Unlike spinal fusion, VBT allows patients to retain their full flexibility, making it an appealing choice for young athletes, such as those who swim, dance or practice gymnastics.

Dr. Lonner worked with Zimmer Biomet Spine to create The Tether.

“Twenty-five years ago, I was one of the handful of surgeons in the United States performing scoliosis fusion through the side, like we’re doing now for tether,” Dr. Lonner says. “So the approach was very similar, and that provided a lot of insights for me. ... It was less muscle dissection, and there was some benefit to that.”

Drawbacks to VBT

Dr. Lonner is careful to emphasize that his results showing a similar curve correction from VBT compared with spinal fusion are just from his own patients — all carefully selected as candidates — and the results are only two years out.

“We really need five-year, 10-year and 20-year follow-ups and comparisons to fusion to determine the best route,” Dr. Lonner says.

Research conducted in Canada in the years following surgery (using a different tether than the Zimmer Biomet version) showed a higher than expected rate — 15.8% — of post-surgery complications.

“What we found is that every time point — from the first being in hospital, to 30 days, to one year, to two years — the complication rates and the risk of re-operation increased, at every one of those time points,” says Ron El-Hawary, MD, MSc, FRCS(C), Chief of Orthopaedics at the IWK Health Centre and Professor in the Department of Surgery at Dalhousie University. “That’s pretty common for a lot of surgical procedures, but you hope that things plateau over the long term.
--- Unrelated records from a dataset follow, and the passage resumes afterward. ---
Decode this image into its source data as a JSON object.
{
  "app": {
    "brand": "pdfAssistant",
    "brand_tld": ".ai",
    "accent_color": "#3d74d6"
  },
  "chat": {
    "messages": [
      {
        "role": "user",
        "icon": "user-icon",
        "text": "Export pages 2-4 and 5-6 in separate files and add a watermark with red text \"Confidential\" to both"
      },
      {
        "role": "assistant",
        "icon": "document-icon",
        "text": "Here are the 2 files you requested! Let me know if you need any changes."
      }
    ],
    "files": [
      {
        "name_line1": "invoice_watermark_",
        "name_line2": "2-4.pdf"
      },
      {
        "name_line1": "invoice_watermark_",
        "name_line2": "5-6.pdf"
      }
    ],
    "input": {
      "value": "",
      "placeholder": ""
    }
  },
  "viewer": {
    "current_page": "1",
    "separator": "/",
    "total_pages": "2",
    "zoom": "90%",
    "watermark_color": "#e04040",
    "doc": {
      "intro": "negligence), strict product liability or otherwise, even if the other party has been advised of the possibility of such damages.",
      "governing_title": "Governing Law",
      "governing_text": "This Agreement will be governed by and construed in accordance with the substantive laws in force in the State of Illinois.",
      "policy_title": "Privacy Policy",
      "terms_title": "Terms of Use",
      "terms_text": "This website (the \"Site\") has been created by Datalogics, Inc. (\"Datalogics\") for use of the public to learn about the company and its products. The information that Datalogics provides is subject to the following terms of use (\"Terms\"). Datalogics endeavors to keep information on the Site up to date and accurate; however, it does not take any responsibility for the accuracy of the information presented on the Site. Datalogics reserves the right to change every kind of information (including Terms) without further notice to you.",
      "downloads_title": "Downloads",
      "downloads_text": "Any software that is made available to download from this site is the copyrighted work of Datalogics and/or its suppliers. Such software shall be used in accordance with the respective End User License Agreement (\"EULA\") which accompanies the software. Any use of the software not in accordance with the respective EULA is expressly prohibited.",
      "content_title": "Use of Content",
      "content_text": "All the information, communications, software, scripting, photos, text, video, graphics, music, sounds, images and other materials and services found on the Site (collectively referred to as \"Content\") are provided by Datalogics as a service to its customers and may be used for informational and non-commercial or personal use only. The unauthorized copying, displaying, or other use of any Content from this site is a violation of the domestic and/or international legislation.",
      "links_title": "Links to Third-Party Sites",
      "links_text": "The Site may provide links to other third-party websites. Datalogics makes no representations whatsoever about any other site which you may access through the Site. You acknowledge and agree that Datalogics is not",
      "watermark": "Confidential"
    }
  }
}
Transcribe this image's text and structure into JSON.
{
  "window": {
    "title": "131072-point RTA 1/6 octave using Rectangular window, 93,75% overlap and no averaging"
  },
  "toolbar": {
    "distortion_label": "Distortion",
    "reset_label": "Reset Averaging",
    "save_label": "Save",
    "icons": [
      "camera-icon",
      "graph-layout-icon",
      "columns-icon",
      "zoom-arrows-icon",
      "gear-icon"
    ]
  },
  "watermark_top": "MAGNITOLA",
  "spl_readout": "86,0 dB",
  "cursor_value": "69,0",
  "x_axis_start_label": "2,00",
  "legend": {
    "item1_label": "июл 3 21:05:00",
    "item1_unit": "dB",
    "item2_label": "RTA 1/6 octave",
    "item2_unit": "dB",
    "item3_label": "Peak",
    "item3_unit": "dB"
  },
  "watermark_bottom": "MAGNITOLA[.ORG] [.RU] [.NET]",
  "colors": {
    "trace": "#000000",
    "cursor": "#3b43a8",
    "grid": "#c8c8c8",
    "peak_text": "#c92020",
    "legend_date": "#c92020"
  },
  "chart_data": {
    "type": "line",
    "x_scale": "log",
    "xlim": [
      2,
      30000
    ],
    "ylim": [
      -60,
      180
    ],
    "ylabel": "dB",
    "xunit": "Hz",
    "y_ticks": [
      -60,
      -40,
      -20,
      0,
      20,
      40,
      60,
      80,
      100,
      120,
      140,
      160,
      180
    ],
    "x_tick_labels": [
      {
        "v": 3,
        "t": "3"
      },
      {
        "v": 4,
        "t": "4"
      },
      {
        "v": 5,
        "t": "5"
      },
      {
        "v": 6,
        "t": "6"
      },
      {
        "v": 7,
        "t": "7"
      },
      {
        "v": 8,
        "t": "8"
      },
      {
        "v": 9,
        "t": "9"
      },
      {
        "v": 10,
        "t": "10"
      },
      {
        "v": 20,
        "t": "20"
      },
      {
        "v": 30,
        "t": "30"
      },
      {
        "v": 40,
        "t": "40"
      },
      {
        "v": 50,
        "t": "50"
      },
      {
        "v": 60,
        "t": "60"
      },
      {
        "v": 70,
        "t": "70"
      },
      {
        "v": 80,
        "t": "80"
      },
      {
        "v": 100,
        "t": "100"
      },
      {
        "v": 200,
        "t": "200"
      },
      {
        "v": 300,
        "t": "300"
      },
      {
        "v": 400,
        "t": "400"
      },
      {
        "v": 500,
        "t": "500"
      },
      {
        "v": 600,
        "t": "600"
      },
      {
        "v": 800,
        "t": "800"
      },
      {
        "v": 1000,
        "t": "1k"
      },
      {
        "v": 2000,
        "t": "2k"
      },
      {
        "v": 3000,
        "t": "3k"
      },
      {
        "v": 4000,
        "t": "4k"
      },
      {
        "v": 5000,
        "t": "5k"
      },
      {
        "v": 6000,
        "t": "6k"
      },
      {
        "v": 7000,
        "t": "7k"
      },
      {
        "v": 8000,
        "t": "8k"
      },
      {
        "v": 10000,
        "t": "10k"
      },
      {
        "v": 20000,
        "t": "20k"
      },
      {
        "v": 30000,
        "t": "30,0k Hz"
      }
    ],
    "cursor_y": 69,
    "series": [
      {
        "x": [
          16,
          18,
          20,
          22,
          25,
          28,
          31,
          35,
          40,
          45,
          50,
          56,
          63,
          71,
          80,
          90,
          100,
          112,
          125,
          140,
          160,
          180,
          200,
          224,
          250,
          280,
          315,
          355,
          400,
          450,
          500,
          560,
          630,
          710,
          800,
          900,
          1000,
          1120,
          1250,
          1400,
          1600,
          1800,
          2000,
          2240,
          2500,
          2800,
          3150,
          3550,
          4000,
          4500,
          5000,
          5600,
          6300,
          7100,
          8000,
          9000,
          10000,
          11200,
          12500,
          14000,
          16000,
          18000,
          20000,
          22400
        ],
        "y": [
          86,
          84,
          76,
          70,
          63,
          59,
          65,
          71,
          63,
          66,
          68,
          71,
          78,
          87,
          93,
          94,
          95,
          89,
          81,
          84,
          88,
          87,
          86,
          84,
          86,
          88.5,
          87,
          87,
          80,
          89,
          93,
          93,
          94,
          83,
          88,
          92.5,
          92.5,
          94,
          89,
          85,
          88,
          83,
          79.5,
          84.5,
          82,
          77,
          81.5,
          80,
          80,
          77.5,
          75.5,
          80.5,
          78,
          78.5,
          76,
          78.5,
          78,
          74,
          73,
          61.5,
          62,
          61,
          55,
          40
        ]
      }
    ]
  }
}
That’s why a two-year followup is usually a good benchmark for orthopedic study, because if an implant survives for two years, that’s usually good for the much longer term. What’s different with vertebral body tethering is that as time goes on, we suspect that there might be more complications that arise.”

Dr. El-Hawary also has found, in research to be published in 2022, that a patient’s weight can impact the effectiveness of VBT.

“If patients have a BMI greater than the 85th percentile for their age ... the VBT doesn’t seem to work as well over time,” Dr. El-Hawary says. “You can get a good correction in the OR, but that growth modulation where you hope the scoliosis continues to get better over time — it doesn’t seem to work as well if you’re overweight.”

Between 2% and 3% of the U.S. population — 6 to 9 million people — have scoliosis. Most children affected experience the onset of the condition between ages 10 and 15. Although both males and females are equally affected, females are eight times more likely to progress to a severe curvature that requires bracing or surgery.

Can VBT Use Become Widespread?

The more familiar risks of spinal fusion, combined with its wide availability, are likely to ensure it remains the most common surgical treatment for scoliosis in the near future.

“It’s very predictable in terms of what happens over the short term, you get a great correction of the scoliosis, and it’s a pretty safe operation,” Dr. El-Hawary says. “But the downside is that you lose some mobility of the spine and can end up with vertebral degeneration 20, 30, 40 years later. So that’s why we are thinking about fusion type surgery, as it might decrease those longer term issues.”

Ongoing research to track patients five and 10 years out from VBT may provide more answers to questions including how many patients are breaking the cord, how many patients are experiencing overcorrection in their curvature and how many patients ultimately need spinal fusion.

“We’re following our patients and seeing where the sweet spot is for the proper indications and the proper technique for applying the tether,” Dr. Lonner says. “So getting more data is going to be important for the next generation of surgeons. And training more surgeons is part of the process of increasing availability for patients and their families.”

Advanced robotics may also be able to improve accuracy and efficiency of placement of the screws, lowering complications. However, finding the correct window of growth for VBT surgery may be the most important path forward.

“I do think this will become more widely utilized and available for patients,” Dr. Lonner says.